There are two numbers Prospect Capital (NASDAQ:PSEC) shareholders should know. These numbers explain some of the things Prospect Capital is doing and help explain some of the complaints some investors have with the company.

The first number is 9.7%. This is the rough return on equity Prospect Capital needs to achieve in order to pay its current dividend to investors. If the company can earn this rate of return on its net asset value, it can afford to pay you its current dividend, which amounts to $1 per share, per year.

The second number is 11.4%. This is the approximate return Prospect Capital needs to earn on its assets in order to earn its dividend based on its current capital structure and fee arrangement. (The actual number is a bit higher. The 11.4% figure only reflects the fee structure and its costs of capital. The other, much smaller, expenses like administration expenses were ignored in calculating this figure.)

With these two numbers in hand -- 9.7% returns on equity and 11.4% return on assets -- you can start to make sense of a few issues that affect Prospect Capital and its earnings power.

1. The low-yielding assets
Prospect Capital has a boatload of low-yielding assets on its balance sheet. I calculate that it had roughly $813 million of assets at fair value yielding less than 8% as of March 31. It has sold a small portion since the end of the last quarter, but it still has a long way to go.

Check out Prospect Capital's latest 10-Q filing, and on page 146 you'll see that its all-in weighted average cost of debt was 5.86% last quarter. Prospect Capital's management fees alone amount to 2% of assets per year. Thus, when Prospect Capital makes an investment that yields less than 8% per year, the borrower and the management team benefit from the transaction -- but not you, the shareholder.

Psec Low Yielding Assets

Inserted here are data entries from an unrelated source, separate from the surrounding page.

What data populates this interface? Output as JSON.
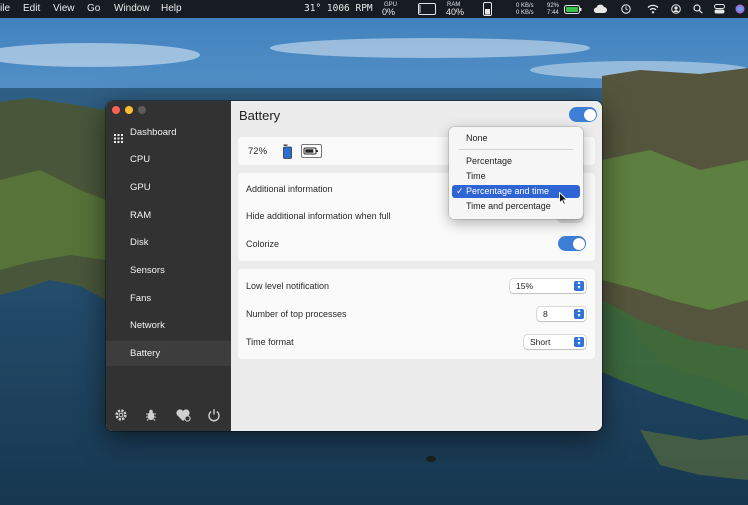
{
  "menubar": {
    "app_menu_partial": "ile",
    "menus": [
      "Edit",
      "View",
      "Go",
      "Window",
      "Help"
    ],
    "temp_fan": "31° 1006 RPM",
    "gpu": {
      "label": "GPU",
      "value": "0%"
    },
    "ram": {
      "label": "RAM",
      "value": "40%"
    },
    "network": {
      "up": "0 KB/s",
      "down": "0 KB/s"
    },
    "battery": {
      "percent": "92%",
      "time": "7:44"
    },
    "icons": [
      "cpu-box-icon",
      "ram-bar-icon",
      "battery-icon",
      "cloud-icon",
      "clock-icon",
      "wifi-icon",
      "user-icon",
      "search-icon",
      "control-center-icon",
      "siri-icon"
    ]
  },
  "sidebar": {
    "dashboard": "Dashboard",
    "items": [
      "CPU",
      "GPU",
      "RAM",
      "Disk",
      "Sensors",
      "Fans",
      "Network",
      "Battery"
    ],
    "active": "Battery",
    "footer_icons": [
      "settings-gear-icon",
      "bug-icon",
      "support-heart-icon",
      "power-icon"
    ]
  },
  "main": {
    "title": "Battery",
    "module_enabled": true,
    "preview": {
      "percent": "72%"
    },
    "additional_information": "Additional information",
    "hide_additional": "Hide additional information when full",
    "colorize": "Colorize",
    "colorize_on": true,
    "low_level": {
      "label": "Low level notification",
      "value": "15%"
    },
    "top_processes": {
      "label": "Number of top processes",
      "value": "8"
    },
    "time_format": {
      "label": "Time format",
      "value": "Short"
    }
  },
  "dropdown": {
    "items": [
      "None",
      "Percentage",
      "Time",
      "Percentage and time",
      "Time and percentage"
    ],
    "selected": "Percentage and time",
    "checkmark": "✓"
  },
  "colors": {
    "accent": "#2e64d4",
    "toggle_on": "#3d7fd6",
    "sidebar_bg": "#323232",
    "close": "#fe5f57",
    "minimize": "#febc2e"
  }
}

The borrower benefits because Prospect Capital is giving them a great deal, basically passing on a loan at its own borrowing costs. The management team wins because it gets a fee equal to 2% of any assets on the books. The equity investors lose because they're supporting a debt investment that produces zero (even negative in some cases) profits for shareholders.

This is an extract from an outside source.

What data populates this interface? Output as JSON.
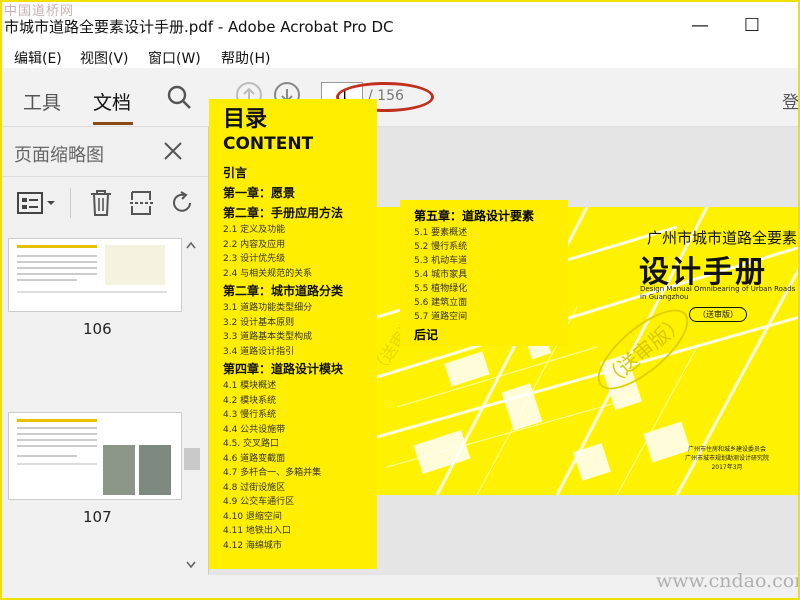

Remember, Prospect Capital needs a return of more than 11.4% on its assets to earn its dividend. Having low-yielding assets on this high-cost balance sheet destroys value for the equity investors. It's time for the freeloaders to find a new home. And though they're moving out, the pace has been slow -- it's been a little over a year since Prospect first talked about optimizing its portfolio.

2. Management fees
Prospect Capital has one of the most lucrative fee structures for its management team. Its 2% base fee on assets is one of the highest, and its hurdle rate of 7% -- the minimum annual return for the manager to earn incentive fees for good performance --  is one of the lowest. Prospect Capital Management, the external manager, receives 20% of the returns in excess of 7% annually, which is calculated by dividing its net investment income by total net asset value.

Similarly sized Ares Capital carries a base fee of 1.5% on its assets with a hurdle rate of 7% per year. Likewise, FS Investment Corp. has a base fee of 1.75% on its assets and a hurdle rate of 8% per year.

BDC name

Base fee

Hurdle rate for incentive fees

Prospect Capital

2% of gross assets

7% annually

Ares Capital

1.5% of gross assets

7% annually

FS Investment

1.75% of gross assets

8% annually

Source: SEC filings.

Bulls tend to see any criticism of the fee structure as an attack on management's ethics. But, really, when people complain about the fees, they're making a logical assessment of the business. The higher the fee Prospect Capital pays to its managers, the more it has to earn on its portfolio to generate competitive returns.

Let's keep it simple. Suppose the management fee were 1.5% of assets per year instead of 2% per year. Prospect's required return on assets would fall from the current 11.4% to 10.9%. That may not seem particularly significant, but you can bet it matters to its borrowers. Sophisticated corporate borrowers aren't in the business of paying an extra half-point on a $100 million loan to subsidize their lender's high-cost business model.

Given the company's cost structure, it would be wonderful to be in direct competition with Prospect for any given deal.

Prospect is making some progress. It has sold some lower-yielding assets, although its recent 497 filings suggest that it has made some new, lower-yielding investments, too. Progress on the management fee will be difficult, given that the external manager would have to give up millions of dollars per year -- which has an instantaneous impact on its bottom-line profits -- if it were to make a fee concession.

But characterizing these concerns as simple disdain for management misses the point. Its high cost of capital, which is due largely to its financing decisions and its fees, puts it at a competitive disadvantage relative to peers.

Jordan Wathen has no position in any stocks mentioned. The Motley Fool has no position in any of the stocks mentioned. Try any of our Foolish newsletter services free for 30 days. We Fools may not all hold the same opinions, but we all believe that considering a diverse range of insights makes us better investors. The Motley Fool has a disclosure policy.